_Data shown_
BEGIN
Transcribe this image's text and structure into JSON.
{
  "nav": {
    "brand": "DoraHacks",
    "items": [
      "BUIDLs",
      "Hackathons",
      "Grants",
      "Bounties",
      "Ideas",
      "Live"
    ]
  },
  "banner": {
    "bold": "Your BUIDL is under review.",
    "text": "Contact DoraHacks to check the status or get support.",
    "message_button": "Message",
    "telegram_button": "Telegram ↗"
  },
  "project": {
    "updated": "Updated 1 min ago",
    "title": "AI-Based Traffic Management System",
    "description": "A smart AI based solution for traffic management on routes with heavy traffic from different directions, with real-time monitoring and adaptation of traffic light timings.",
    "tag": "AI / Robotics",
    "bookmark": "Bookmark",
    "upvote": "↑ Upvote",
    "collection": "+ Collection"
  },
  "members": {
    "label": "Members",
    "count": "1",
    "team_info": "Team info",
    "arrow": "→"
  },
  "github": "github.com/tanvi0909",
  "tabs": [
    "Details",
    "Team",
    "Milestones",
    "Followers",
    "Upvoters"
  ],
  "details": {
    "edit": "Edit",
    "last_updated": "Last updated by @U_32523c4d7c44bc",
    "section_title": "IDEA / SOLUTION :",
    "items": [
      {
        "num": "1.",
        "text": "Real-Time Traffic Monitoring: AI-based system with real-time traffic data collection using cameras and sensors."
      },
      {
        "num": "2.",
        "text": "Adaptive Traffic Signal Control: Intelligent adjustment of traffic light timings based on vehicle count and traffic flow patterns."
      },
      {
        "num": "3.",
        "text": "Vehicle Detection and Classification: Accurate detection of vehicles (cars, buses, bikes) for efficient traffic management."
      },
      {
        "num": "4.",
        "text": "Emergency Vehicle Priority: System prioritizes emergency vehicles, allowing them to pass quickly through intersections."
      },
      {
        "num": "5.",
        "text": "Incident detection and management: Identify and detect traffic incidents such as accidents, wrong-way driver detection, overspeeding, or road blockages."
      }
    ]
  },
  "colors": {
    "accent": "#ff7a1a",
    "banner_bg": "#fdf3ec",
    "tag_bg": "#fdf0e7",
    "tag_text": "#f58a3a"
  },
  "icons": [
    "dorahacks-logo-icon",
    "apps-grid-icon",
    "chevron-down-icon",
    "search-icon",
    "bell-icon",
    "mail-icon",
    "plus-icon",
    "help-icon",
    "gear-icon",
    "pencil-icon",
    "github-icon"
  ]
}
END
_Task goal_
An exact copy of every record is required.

_Task result_
Transcribe this image's text and structure into JSON.
{
  "nav": {
    "brand": "DoraHacks",
    "items": [
      "BUIDLs",
      "Hackathons",
      "Grants",
      "Bounties",
      "Ideas",
      "Live"
    ]
  },
  "banner": {
    "bold": "Your BUIDL is under review.",
    "text": "Contact DoraHacks to check the status or get support.",
    "message_button": "Message",
    "telegram_button": "Telegram ↗"
  },
  "project": {
    "updated": "Updated 1 min ago",
    "title": "AI-Based Traffic Management System",
    "description": "A smart AI based solution for traffic management on routes with heavy traffic from different directions, with real-time monitoring and adaptation of traffic light timings.",
    "tag": "AI / Robotics",
    "bookmark": "Bookmark",
    "upvote": "↑ Upvote",
    "collection": "+ Collection"
  },
  "members": {
    "label": "Members",
    "count": "1",
    "team_info": "Team info",
    "arrow": "→"
  },
  "github": "github.com/tanvi0909",
  "tabs": [
    "Details",
    "Team",
    "Milestones",
    "Followers",
    "Upvoters"
  ],
  "details": {
    "edit": "Edit",
    "last_updated": "Last updated by @U_32523c4d7c44bc",
    "section_title": "IDEA / SOLUTION :",
    "items": [
      {
        "num": "1.",
        "text": "Real-Time Traffic Monitoring: AI-based system with real-time traffic data collection using cameras and sensors."
      },
      {
        "num": "2.",
        "text": "Adaptive Traffic Signal Control: Intelligent adjustment of traffic light timings based on vehicle count and traffic flow patterns."
      },
      {
        "num": "3.",
        "text": "Vehicle Detection and Classification: Accurate detection of vehicles (cars, buses, bikes) for efficient traffic management."
      },
      {
        "num": "4.",
        "text": "Emergency Vehicle Priority: System prioritizes emergency vehicles, allowing them to pass quickly through intersections."
      },
      {
        "num": "5.",
        "text": "Incident detection and management: Identify and detect traffic incidents such as accidents, wrong-way driver detection, overspeeding, or road blockages."
      }
    ]
  },
  "colors": {
    "accent": "#ff7a1a",
    "banner_bg": "#fdf3ec",
    "tag_bg": "#fdf0e7",
    "tag_text": "#f58a3a"
  },
  "icons": [
    "dorahacks-logo-icon",
    "apps-grid-icon",
    "chevron-down-icon",
    "search-icon",
    "bell-icon",
    "mail-icon",
    "plus-icon",
    "help-icon",
    "gear-icon",
    "pencil-icon",
    "github-icon"
  ]
}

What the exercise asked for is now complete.